A Wife and A Drunken Husband

A drunken Husband was taken to the morgue by his wife. She came back later but the Husband told her to go away unless she had drink for him.

It’s hard to give up bad habits.

JBR CollectionJBR Collection

A certain woman had a Drunken Husband, whom she had tried in many ways to reclaim. It was all of no use. One night when he was brought home, as usual, quite unconscious, she bad him carried to a neighbouring tomb. Dressing herself in a weird costume. and with a mask upon her face, she awaited his return to his senses. Then, advancing in a solemn manner, she offered him some food, saying in a sepulchral tone, “Arise and eat. It is my office to bring food to the dead.” “Ah,” said he, “if you had known me better, you would have brought me something to drink instead.”

L'Estrange VersionL’Estrange version

A woman that lay under the mortification of a fuddling husband, took him once when he was dead drunk; and had his body layd in a charnel-house. By the time that she thought he might be come to himself again, away goes she, and knocks at the door. Who’s there (says the toper). One, says the woman, that brings meat for the dead. Friend, says he, bring me drink rather. I wonder any body that knows me, should bring me one without t’other. Nay then, says she, the humour I perceive has taken possession of him; he has gotten a habit, and his case is desperate.
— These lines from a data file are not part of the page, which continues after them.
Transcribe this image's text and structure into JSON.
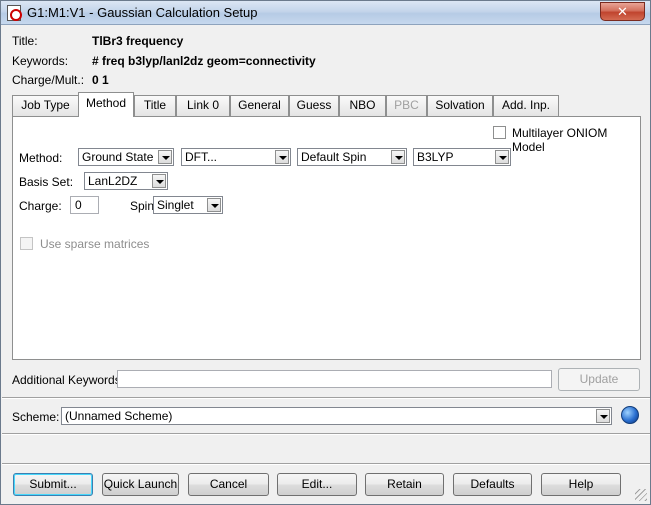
{
  "window": {
    "title": "G1:M1:V1 - Gaussian Calculation Setup",
    "close_glyph": "✕"
  },
  "info": {
    "title_label": "Title:",
    "title_value": "TlBr3 frequency",
    "keywords_label": "Keywords:",
    "keywords_value": "# freq b3lyp/lanl2dz geom=connectivity",
    "charge_label": "Charge/Mult.:",
    "charge_value": "0 1"
  },
  "tabs": [
    {
      "label": "Job Type",
      "state": "normal"
    },
    {
      "label": "Method",
      "state": "active"
    },
    {
      "label": "Title",
      "state": "normal"
    },
    {
      "label": "Link 0",
      "state": "normal"
    },
    {
      "label": "General",
      "state": "normal"
    },
    {
      "label": "Guess",
      "state": "normal"
    },
    {
      "label": "NBO",
      "state": "normal"
    },
    {
      "label": "PBC",
      "state": "disabled"
    },
    {
      "label": "Solvation",
      "state": "normal"
    },
    {
      "label": "Add. Inp.",
      "state": "normal"
    }
  ],
  "method_panel": {
    "oniom_label": "Multilayer ONIOM Model",
    "oniom_checked": false,
    "method_label": "Method:",
    "method_state": "Ground State",
    "method_type": "DFT...",
    "spin_type": "Default Spin",
    "functional": "B3LYP",
    "basis_label": "Basis Set:",
    "basis_value": "LanL2DZ",
    "charge_label": "Charge:",
    "charge_value": "0",
    "spin_label": "Spin:",
    "spin_value": "Singlet",
    "sparse_label": "Use sparse matrices",
    "sparse_checked": false,
    "sparse_enabled": false
  },
  "additional": {
    "label": "Additional Keywords:",
    "value": "",
    "update_label": "Update",
    "update_enabled": false
  },
  "scheme": {
    "label": "Scheme:",
    "value": "(Unnamed Scheme)",
    "icon": "globe-icon"
  },
  "buttons": {
    "submit": "Submit...",
    "quick_launch": "Quick Launch",
    "cancel": "Cancel",
    "edit": "Edit...",
    "retain": "Retain",
    "defaults": "Defaults",
    "help": "Help"
  }
}
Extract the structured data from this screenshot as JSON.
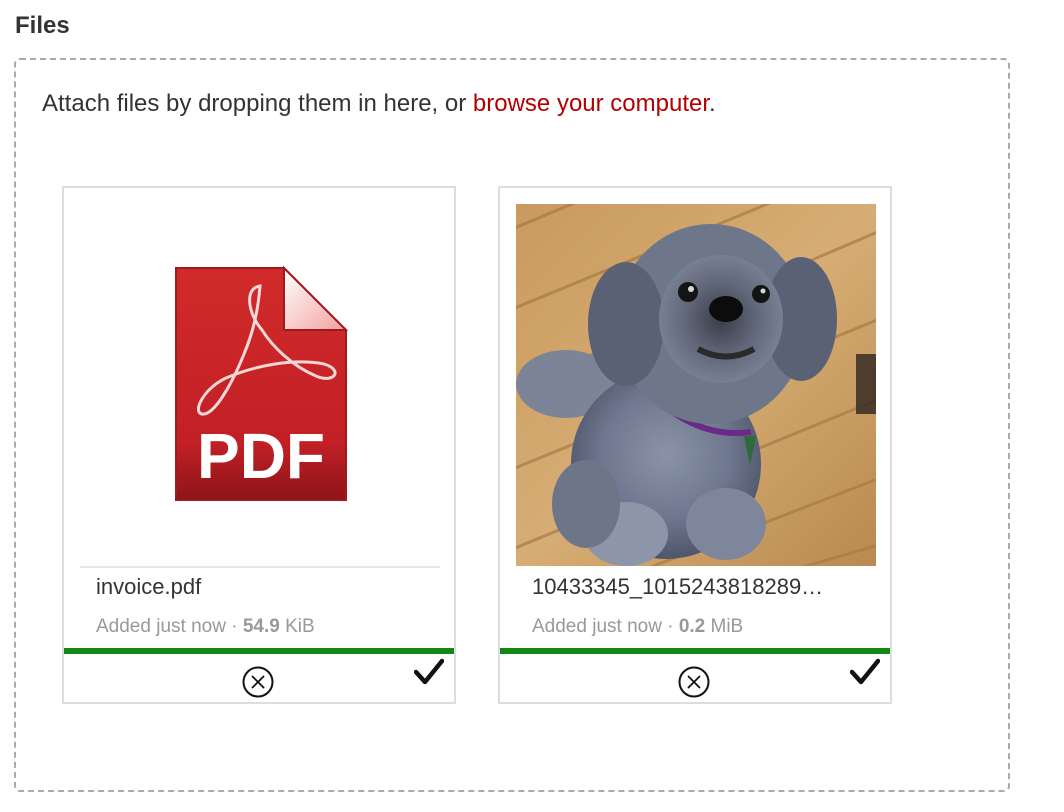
{
  "section": {
    "title": "Files"
  },
  "dropzone": {
    "text_before": "Attach files by dropping them in here, or ",
    "browse_label": "browse your computer",
    "text_after": ".",
    "link_color": "#b30000"
  },
  "files": [
    {
      "name": "invoice.pdf",
      "added_label": "Added just now",
      "separator": " · ",
      "size_value": "54.9",
      "size_unit": " KiB",
      "thumbnail_icon": "pdf-file-icon",
      "thumbnail_text": "PDF",
      "progress": 1.0,
      "status_icon": "check-icon",
      "remove_icon": "circle-x-icon"
    },
    {
      "name": "10433345_1015243818289…",
      "added_label": "Added just now",
      "separator": " · ",
      "size_value": "0.2",
      "size_unit": " MiB",
      "thumbnail_icon": "photo-thumbnail",
      "progress": 1.0,
      "status_icon": "check-icon",
      "remove_icon": "circle-x-icon"
    }
  ],
  "colors": {
    "progress": "#118811",
    "pdf_red": "#c9242b",
    "meta_gray": "#999999"
  }
}
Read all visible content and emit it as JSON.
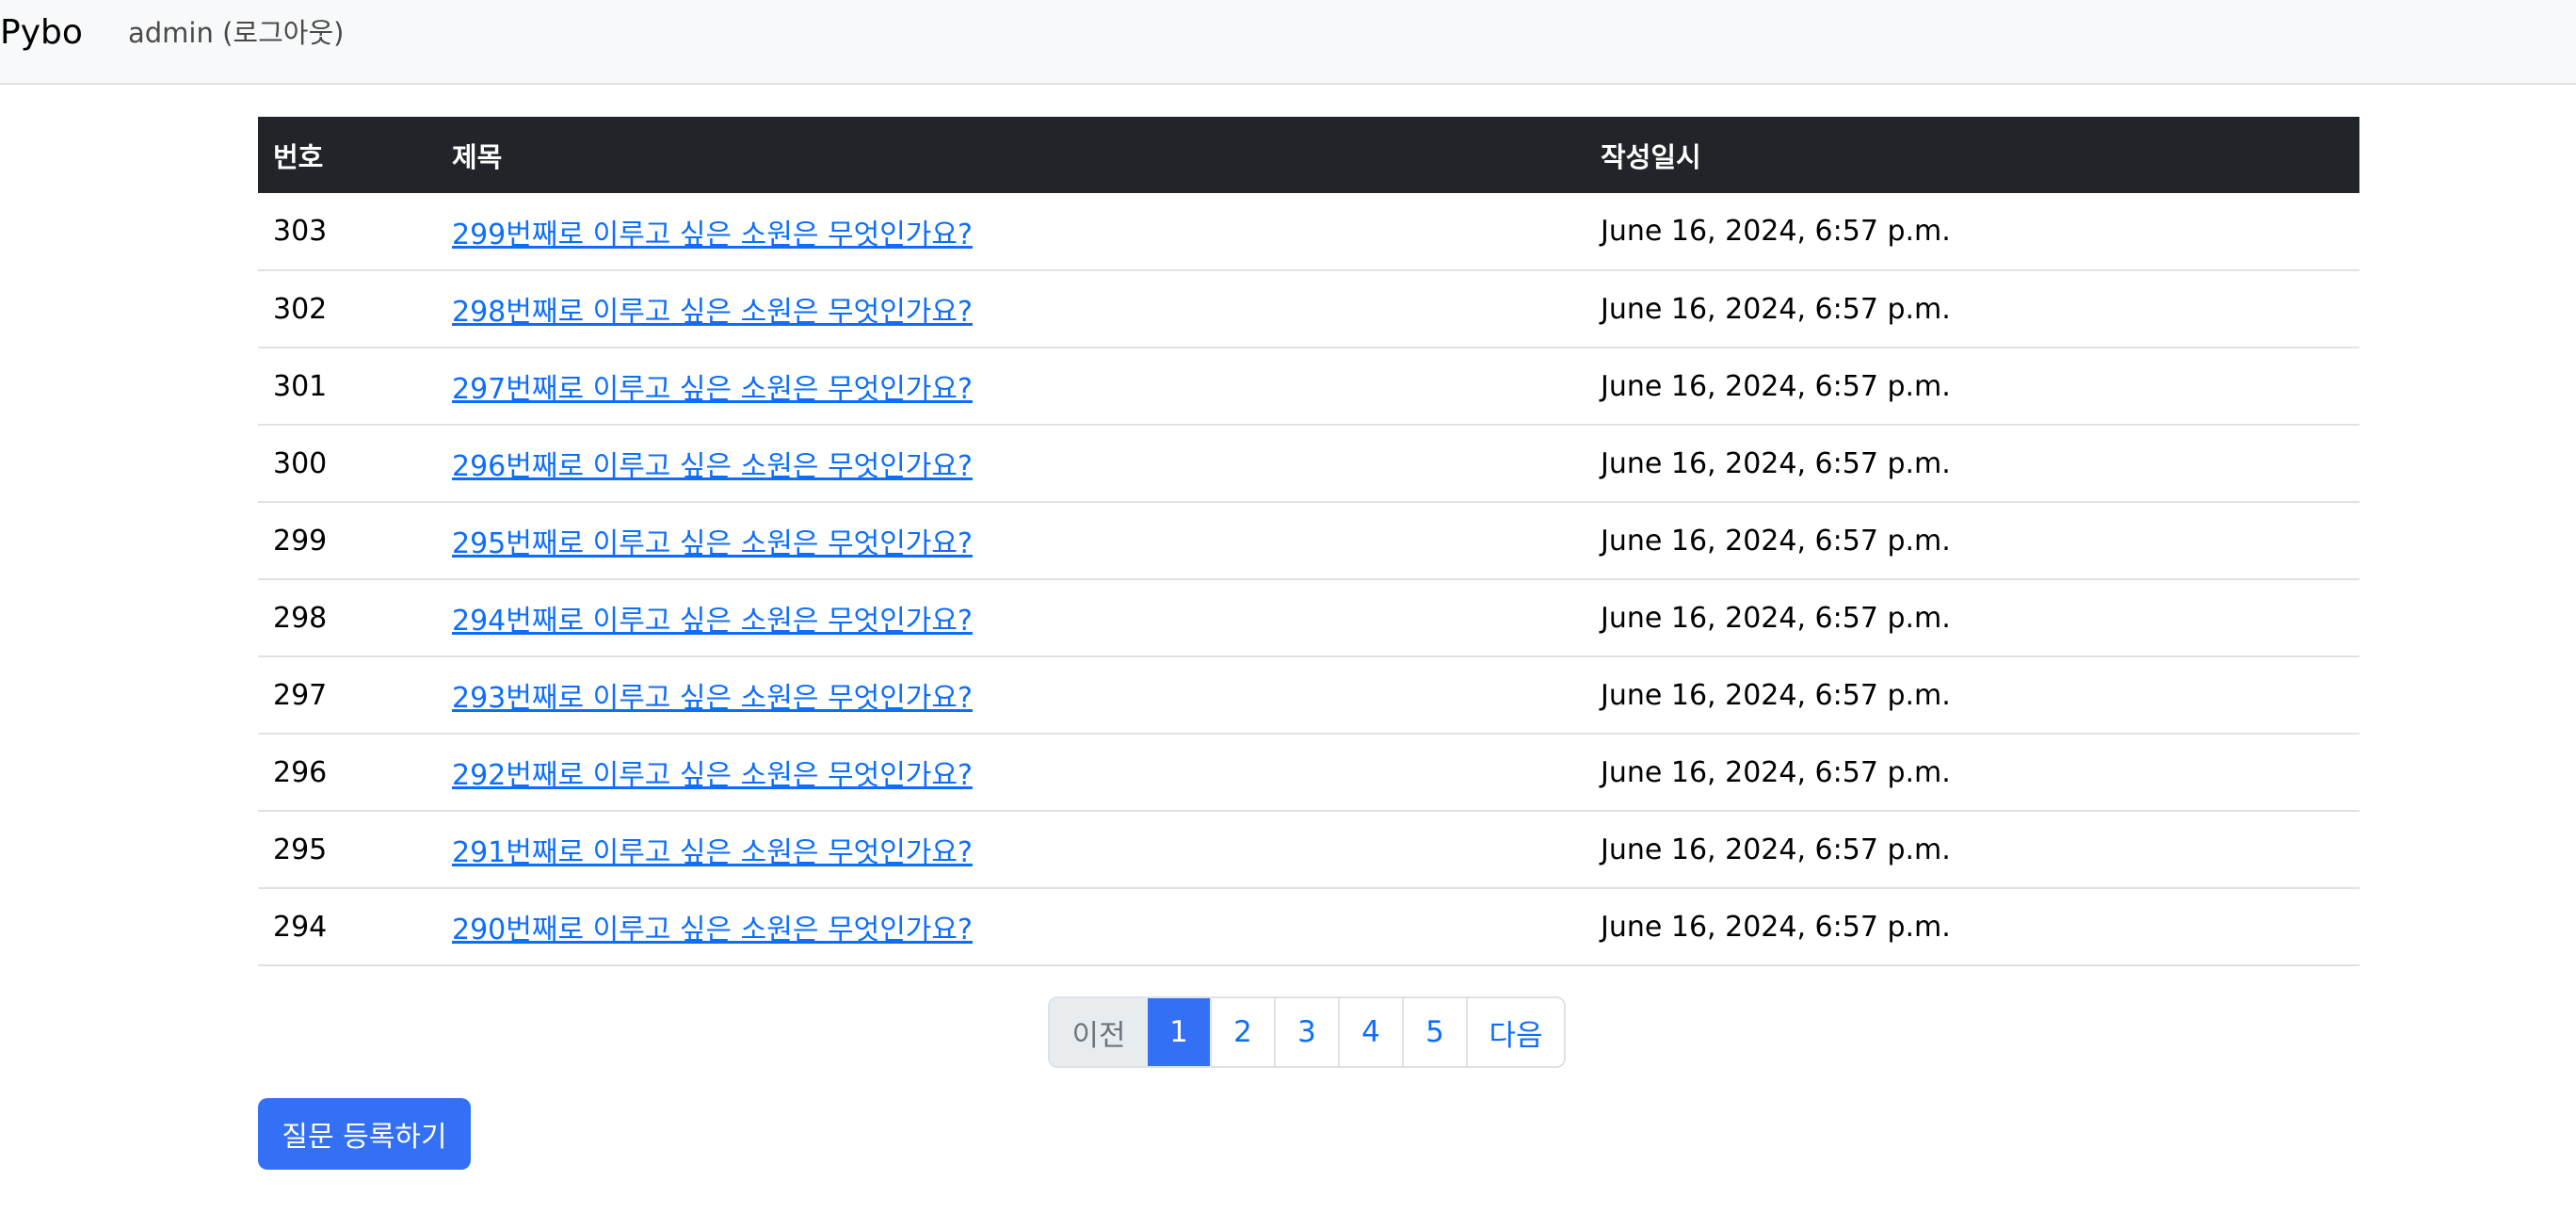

Inveterate ill habits become another nature to us, and we may almost as well be taken to pieces, and new put together again, as mended.

1001Uxor et Vir Ebrius

Cum mulier quaedam ebriosum virum haberet eumque ab hoc morbo liberare omnimodo vellet, huiusmodi astutiam excogitavit: ut somno eum ex ebrietate correptum sensusque expertem mortui ad instar aspexit, sublatum in humeros ad sepulcretum extulit, ibique deposito discessit. Cum vero eum expergefactum nec vino amplius gravem coniecit, ad sepulcretum reversa, fores eius pulsavit. Vir quis eas percuteret rogat, sed uxor, “Mortuis cibaria ferens, en adsum ego,” respondit. Cui ille, “Non mihi cibum, sed potum, O bone, potius affer; tristem enim me reddis, dum cibi, non potus mentionem facis.” Tunc coniunx, sibi manibus pectus percutiens, “Heu me miseram,” inquit, “quae ne hoc astu quidem nihil profui tibi! Nam tu, non modo emendatus non es, sed peior quoque temetipso evasisti.”

Perry #246